GOAL OF THE EXERCISE: You are asked to copy the entire listing exactly, apart from its pictures.

Top of AVAILABLE DATA

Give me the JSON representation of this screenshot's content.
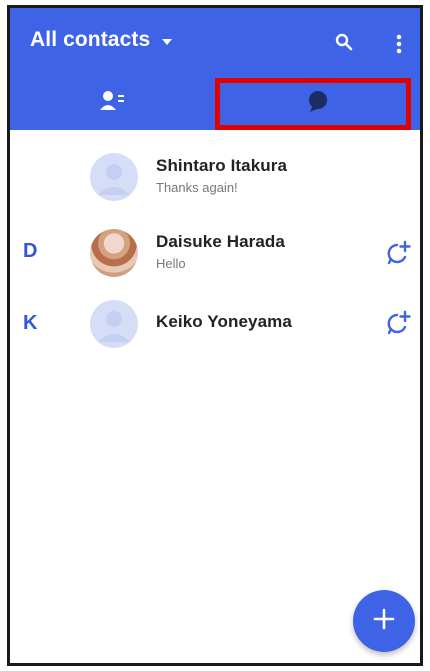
{
  "header": {
    "title": "All contacts",
    "icons": [
      "search-icon",
      "more-vert-icon"
    ]
  },
  "tabs": [
    {
      "icon": "contacts-icon",
      "selected": true
    },
    {
      "icon": "chat-bubble-icon",
      "selected": false
    }
  ],
  "contacts": [
    {
      "letter": "",
      "name": "Shintaro Itakura",
      "message": "Thanks again!",
      "avatar": "default-avatar",
      "action": ""
    },
    {
      "letter": "D",
      "name": "Daisuke Harada",
      "message": "Hello",
      "avatar": "photo-avatar",
      "action": "new-chat-icon"
    },
    {
      "letter": "K",
      "name": "Keiko Yoneyama",
      "message": "",
      "avatar": "default-avatar",
      "action": "new-chat-icon"
    }
  ],
  "fab": {
    "icon": "add-icon"
  },
  "colors": {
    "accent": "#3f63e6",
    "highlight": "#e00000",
    "letter": "#3356d8",
    "avatar_placeholder": "#d6def7"
  }
}
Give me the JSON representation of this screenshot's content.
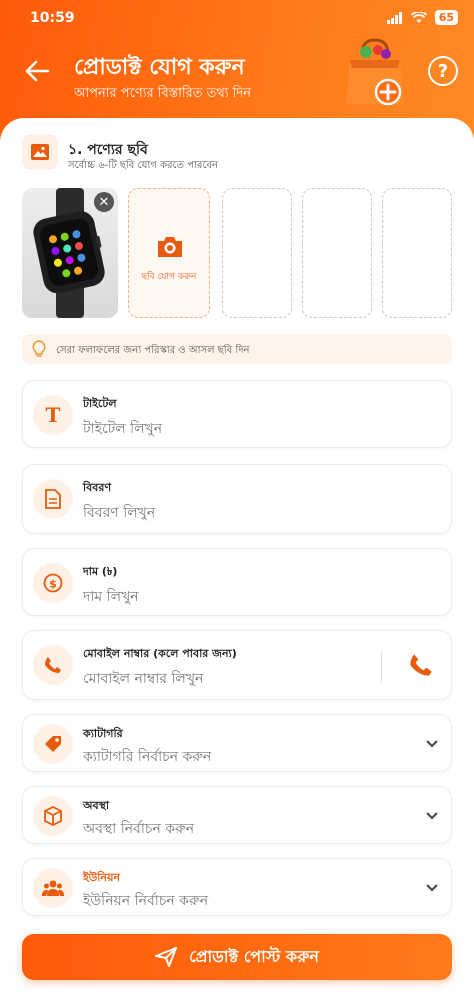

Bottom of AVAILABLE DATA

RESPONSE:
Give me the JSON representation of this screenshot's content.
{
  "header": {
    "title": "All contacts",
    "icons": [
      "search-icon",
      "more-vert-icon"
    ]
  },
  "tabs": [
    {
      "icon": "contacts-icon",
      "selected": true
    },
    {
      "icon": "chat-bubble-icon",
      "selected": false
    }
  ],
  "contacts": [
    {
      "letter": "",
      "name": "Shintaro Itakura",
      "message": "Thanks again!",
      "avatar": "default-avatar",
      "action": ""
    },
    {
      "letter": "D",
      "name": "Daisuke Harada",
      "message": "Hello",
      "avatar": "photo-avatar",
      "action": "new-chat-icon"
    },
    {
      "letter": "K",
      "name": "Keiko Yoneyama",
      "message": "",
      "avatar": "default-avatar",
      "action": "new-chat-icon"
    }
  ],
  "fab": {
    "icon": "add-icon"
  },
  "colors": {
    "accent": "#3f63e6",
    "highlight": "#e00000",
    "letter": "#3356d8",
    "avatar_placeholder": "#d6def7"
  }
}
Give me the JSON representation of this screenshot's content.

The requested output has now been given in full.